Though families businesses are the locomotive of development in Egypt and the Middle East, only 3 percent are capable of continuing until the fourth and fifth generation, dampening the chance of becoming large multinational companies, says Hazem Hassan from KPMG, a Dutch consulting firm.
In a workshop held by his company, Hassan said that many Egyptian family businesses have applied for professional advice and development programs so as to continue in the future under the management of the next generation.
The economies of Europe have advanced, he said, when the governments helped the family businesses develop their cadres to continue under the management of the next generations until they grew to become multinational companies.
Family business companies participated in the workshop with representatives of different generations of the family members and the administration.
In his speech, Hazem Hassan said family businesses are the locomotive of development in Egypt and the Middle East, as international reports indicate that 90 percent of the companies in the Middle East are family businesses that contribute to 80 percent of the national income, account for 75 percent of the private sector and employ 70 percent of the workforce.
Yet he said the lifespan of 70 percent of those companies is limited to the lifespan of their founders, as 30 out of 100 businesses continue after the death of the founder.
This has made governments of developed countries help those businesses by reducing taxes and sharing the cost of development programs for them.
Hatem Montasser, the main partner of KPMG, said family businesses were strong in Egypt, except during the time of the nationalization. Yet they came back strong again and can now help Egypt achieve an economic growth rate of 8 percent within a few years, provided that the founders – not the sons – plan for the business to continue for generations to come.
To help the companies in this regard, KPMG invited to the workshop Christophe Bernard, who is in charge of the family business sector in Europe, the Middle East and Africa, and Jesus Casado, the EU secretary for family business, so as to exchange experience in this field.
Bernard said that decisions are taken by one person in family businesses, and that this kind of business is disciplined as required by the scarcity of the capital, and takes advantage of risks other companies have seen. Yet they soon close down or sell due to differences between the family members.
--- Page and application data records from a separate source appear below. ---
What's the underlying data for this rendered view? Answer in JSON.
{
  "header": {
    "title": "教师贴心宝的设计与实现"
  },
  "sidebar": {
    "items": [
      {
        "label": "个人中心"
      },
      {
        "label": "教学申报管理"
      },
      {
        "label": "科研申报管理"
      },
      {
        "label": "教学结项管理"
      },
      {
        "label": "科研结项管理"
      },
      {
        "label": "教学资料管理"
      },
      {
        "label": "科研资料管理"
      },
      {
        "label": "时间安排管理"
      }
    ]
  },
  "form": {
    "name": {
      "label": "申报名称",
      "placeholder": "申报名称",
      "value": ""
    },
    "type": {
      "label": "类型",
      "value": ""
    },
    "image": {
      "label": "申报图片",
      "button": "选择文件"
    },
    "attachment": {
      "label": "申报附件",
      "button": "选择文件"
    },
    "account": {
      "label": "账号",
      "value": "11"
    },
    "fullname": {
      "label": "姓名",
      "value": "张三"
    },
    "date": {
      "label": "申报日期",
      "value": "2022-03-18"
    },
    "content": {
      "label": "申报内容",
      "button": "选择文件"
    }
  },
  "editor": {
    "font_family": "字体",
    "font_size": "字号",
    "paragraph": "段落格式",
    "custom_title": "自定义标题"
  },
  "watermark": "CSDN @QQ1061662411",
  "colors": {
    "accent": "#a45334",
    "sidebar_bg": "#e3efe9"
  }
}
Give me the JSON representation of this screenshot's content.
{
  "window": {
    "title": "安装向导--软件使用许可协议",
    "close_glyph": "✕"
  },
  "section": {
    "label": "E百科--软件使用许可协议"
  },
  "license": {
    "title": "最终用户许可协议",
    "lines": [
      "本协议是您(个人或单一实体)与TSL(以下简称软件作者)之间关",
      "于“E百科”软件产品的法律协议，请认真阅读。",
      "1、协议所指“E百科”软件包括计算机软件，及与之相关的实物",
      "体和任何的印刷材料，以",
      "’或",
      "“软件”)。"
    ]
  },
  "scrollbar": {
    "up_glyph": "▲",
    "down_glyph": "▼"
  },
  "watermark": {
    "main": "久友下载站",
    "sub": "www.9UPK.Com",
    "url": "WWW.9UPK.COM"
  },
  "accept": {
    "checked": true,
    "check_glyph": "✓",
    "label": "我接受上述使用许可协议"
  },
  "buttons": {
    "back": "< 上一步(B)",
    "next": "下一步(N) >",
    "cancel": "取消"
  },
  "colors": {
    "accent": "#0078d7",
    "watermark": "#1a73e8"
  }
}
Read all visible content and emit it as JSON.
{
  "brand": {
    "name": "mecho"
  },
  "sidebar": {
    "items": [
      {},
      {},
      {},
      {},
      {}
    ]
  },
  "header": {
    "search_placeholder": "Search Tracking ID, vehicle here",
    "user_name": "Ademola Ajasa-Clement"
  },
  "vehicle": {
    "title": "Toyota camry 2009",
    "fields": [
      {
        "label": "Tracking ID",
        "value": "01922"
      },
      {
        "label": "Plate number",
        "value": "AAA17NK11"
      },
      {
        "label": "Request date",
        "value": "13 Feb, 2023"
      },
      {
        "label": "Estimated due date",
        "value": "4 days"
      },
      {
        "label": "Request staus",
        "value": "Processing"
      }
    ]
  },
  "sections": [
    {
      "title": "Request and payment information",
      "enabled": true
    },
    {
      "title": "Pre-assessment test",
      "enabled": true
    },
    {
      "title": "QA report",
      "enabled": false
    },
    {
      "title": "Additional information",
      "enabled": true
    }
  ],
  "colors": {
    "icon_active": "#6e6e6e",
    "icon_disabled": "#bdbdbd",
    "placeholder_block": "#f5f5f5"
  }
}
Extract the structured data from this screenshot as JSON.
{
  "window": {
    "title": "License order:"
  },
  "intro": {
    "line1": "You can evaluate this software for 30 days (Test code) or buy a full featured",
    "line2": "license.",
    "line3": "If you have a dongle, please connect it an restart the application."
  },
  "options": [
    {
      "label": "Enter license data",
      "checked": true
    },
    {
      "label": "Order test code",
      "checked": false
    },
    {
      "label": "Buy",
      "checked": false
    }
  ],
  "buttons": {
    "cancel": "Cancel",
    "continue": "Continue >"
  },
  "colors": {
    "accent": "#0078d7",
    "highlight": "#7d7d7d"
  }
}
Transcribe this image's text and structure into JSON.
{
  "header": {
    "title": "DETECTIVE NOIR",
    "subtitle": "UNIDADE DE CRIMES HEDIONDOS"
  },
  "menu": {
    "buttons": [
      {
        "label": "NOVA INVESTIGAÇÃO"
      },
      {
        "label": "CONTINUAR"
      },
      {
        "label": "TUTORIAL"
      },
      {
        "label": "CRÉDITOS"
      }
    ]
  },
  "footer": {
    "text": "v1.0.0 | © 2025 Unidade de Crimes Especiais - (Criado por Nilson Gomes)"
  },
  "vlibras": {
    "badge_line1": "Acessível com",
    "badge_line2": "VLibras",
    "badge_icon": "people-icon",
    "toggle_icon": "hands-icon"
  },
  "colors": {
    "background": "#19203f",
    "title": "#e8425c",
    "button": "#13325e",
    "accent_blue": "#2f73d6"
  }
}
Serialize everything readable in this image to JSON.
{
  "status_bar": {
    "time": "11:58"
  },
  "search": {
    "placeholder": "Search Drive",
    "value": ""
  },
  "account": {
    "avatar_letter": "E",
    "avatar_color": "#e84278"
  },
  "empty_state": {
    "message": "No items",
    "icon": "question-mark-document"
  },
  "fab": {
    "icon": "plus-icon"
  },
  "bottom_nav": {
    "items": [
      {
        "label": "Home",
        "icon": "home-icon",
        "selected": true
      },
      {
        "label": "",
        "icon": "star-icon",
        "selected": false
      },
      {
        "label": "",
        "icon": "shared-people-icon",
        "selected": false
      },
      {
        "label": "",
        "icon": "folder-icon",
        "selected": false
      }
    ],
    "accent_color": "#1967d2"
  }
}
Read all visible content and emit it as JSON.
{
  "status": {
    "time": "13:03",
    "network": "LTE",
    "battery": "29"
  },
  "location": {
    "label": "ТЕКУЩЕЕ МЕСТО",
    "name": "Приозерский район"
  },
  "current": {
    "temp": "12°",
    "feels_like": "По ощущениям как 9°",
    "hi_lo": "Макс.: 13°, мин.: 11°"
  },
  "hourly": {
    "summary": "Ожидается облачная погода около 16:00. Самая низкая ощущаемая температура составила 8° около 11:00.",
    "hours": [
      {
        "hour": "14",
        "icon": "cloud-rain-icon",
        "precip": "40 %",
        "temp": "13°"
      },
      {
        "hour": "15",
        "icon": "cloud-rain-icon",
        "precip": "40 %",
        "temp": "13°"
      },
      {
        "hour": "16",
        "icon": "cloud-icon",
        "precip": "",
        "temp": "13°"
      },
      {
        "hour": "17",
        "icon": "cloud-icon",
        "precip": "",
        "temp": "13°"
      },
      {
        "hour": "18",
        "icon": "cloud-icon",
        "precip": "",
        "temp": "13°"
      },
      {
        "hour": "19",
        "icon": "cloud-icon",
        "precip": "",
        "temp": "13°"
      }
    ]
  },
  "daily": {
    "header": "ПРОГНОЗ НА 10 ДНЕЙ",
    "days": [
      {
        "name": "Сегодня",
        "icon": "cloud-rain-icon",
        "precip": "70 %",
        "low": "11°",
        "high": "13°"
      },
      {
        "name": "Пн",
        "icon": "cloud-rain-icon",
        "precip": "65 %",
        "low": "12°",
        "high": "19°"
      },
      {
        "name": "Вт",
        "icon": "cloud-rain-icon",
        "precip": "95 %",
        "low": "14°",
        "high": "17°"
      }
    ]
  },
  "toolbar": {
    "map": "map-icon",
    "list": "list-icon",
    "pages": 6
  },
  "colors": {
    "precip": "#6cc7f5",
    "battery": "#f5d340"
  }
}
He said only the families that could overcome internal differences with clear policies succeeded in continuing with the third and fourth generations. He advised the families to revise such policies every five years so as ensure the right circumstances for their businesses to continue.